Do you think the terrorists’ lives themselves were sacred? Let me ask you this: if you had the chance to save Mohamed Atta‘s life right before his hijacked American Airlines Flight 11 crashed into the North Tower of the World Trade Center, would you do it? I can guess your answer. (And no, you can’t save him so he stands trial–he’s teleported to an African savannah or somewhere he’s safe and out of jurisdiction).
So if heroes don’t think all life is sacred, why should Carrie? Why should you?
All these people are the worst kind of people (like I said–King writes about monsters upon monsters). Chris Hargensen and Billy Nolan aren’t going to be missed. They’re not on their way to promising careers as doctors. Hell, not even good enough to be TikTok influencers (if that was a thing at the time).
All of them (except Sue, who becomes the final girl), take great delight in the misery of Carrie. At different degrees, sure, but they do it. And taking pleasure from someone else’s pain is the definition of evil. It’s not whether they deserve to die, it’s whether they deserve to live.
You simply can’t go through what Carrie went through and come out the other side a normal upstanding young woman.
Through the story, Carrie goes from the lowest point in her life to the happiest. She starts by cowering naked in a corner of the shower, at her most vulnerable, being abused and assaulted by people who are supposed to be her friends and peers
At the end, she’s on a date with the cutest boy in school, dancing, dressed and beautiful like the girls she wants to be like. There she is on stage, crowned as prom queen. Everyone loves and praises her. It’s like a dizzying dream.
Then it’s all taken out from her. She’s standing in front of everyone, covered in blood, like she was before. They’ve all gone from cherishing her to laughing at her. She’s right back where she started in the shower. You can’t go from the best moment in your life to the worst so quickly and not expect something to snap. The human mind simply isn’t fixed for that.
I read something in a book recently that sums this up perfectly.

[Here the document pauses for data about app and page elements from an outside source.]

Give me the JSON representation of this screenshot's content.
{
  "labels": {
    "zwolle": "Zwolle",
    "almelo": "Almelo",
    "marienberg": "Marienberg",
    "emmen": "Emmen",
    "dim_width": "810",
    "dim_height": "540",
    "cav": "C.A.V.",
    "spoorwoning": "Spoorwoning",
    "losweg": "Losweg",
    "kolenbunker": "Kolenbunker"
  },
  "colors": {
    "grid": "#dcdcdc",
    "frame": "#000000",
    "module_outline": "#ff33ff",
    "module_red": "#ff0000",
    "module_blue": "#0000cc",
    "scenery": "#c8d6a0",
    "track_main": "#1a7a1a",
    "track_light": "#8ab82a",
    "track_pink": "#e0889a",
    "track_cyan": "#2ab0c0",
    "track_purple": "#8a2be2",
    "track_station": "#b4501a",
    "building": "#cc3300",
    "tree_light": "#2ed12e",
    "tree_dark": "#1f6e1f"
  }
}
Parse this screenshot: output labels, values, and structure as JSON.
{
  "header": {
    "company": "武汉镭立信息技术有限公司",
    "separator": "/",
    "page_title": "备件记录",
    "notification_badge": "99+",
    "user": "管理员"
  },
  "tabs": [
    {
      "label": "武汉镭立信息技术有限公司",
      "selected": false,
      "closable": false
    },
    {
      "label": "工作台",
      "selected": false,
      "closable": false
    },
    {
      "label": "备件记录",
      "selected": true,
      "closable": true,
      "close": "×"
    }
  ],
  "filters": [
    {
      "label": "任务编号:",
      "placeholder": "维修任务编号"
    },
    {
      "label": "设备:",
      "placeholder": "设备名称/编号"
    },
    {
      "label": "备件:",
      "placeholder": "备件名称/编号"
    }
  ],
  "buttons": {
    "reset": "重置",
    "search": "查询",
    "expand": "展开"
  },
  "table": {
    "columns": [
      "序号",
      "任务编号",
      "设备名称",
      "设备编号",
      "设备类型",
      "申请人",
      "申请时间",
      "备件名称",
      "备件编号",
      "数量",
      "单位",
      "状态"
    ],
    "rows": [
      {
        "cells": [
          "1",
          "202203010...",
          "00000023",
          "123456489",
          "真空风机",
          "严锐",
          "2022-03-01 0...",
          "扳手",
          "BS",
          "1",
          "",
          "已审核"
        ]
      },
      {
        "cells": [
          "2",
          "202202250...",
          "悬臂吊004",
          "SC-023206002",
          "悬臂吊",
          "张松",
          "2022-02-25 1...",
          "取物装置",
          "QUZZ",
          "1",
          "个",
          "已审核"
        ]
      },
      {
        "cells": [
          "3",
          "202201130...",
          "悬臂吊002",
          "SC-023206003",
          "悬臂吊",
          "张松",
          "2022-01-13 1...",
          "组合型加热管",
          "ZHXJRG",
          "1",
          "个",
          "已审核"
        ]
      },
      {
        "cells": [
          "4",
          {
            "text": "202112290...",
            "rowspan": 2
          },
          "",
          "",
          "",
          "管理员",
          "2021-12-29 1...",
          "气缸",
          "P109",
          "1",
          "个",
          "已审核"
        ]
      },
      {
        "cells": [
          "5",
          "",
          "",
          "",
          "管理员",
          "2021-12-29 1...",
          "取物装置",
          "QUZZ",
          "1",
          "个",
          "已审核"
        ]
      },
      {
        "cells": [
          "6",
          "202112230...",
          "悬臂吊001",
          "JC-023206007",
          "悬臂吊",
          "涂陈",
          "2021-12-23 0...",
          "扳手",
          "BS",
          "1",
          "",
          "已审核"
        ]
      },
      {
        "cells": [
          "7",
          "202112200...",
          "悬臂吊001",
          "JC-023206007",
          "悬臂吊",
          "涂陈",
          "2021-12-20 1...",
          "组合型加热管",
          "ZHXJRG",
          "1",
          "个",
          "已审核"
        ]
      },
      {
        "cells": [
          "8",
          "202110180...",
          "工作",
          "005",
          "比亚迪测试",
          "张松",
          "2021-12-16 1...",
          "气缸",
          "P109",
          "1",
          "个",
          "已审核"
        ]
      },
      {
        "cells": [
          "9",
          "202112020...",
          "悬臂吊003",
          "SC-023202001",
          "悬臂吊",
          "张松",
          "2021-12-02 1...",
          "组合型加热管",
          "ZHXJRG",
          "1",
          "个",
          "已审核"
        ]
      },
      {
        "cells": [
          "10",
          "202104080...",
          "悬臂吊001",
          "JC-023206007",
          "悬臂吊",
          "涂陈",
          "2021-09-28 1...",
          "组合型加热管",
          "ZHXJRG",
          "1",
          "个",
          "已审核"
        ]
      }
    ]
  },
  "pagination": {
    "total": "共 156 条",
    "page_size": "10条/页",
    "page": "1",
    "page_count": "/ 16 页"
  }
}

“[H]uman beings have limits. And you can say all you want about the world being unfair and people rising above the atrocities done to them, but everyone is different. Some are hard as steel, but some are fragile, and you never know which one you’re going to get.”-from Memory Man by David Baldacci
The thing about vengeance is you can’t stop. It gets bigger and bigger until it takes out everyone. Maybe that’s why Batman keeps dissuading Robin from killing Two-Face in Batman & Robin. Maybe that’s why he has his vow against killing. Because once he jumps into that abyss, there’s no jumping back out. It destroys your ability to differentiate the guilty from the innocent. As suddenly everyone looks like they were part of the crime.
“The person who pursues revenge should dig two graves.”Old proverb
So Carrie is like a shockwave. First, she takes out those who were mean to her. The ones who wronged her. Then those who laughed at her. Then everyone.
It’s like a rolling boulder. And the only way to stop it is to run in front and get killed. That’s why so many vengeance plots end with the protagonist dying at the same time. (e.g. Ravenous, The War of the Roses, Thelma & Louise, Gladiator, The Prestige, The Hateful Eight. Oh, spoilers.)
Add some temporary insanity to that, and you have a gym full of high school student soup. He who fights monsters must ensure they do not become one themself.
The sad thing is, if Carrie had done nothing and waited until she could get out of the crap town she was in, the crap high school, the crap house, the crap life, things might have gotten better for her. But when you’re pushed against the wall like that, with no ways to answer back, how do you act? You might say Carrie acted wrong. I say “what options did she have?”
What Carrie did wasn’t right. But if I was on the jury at her trial, I would vote “not guilty.”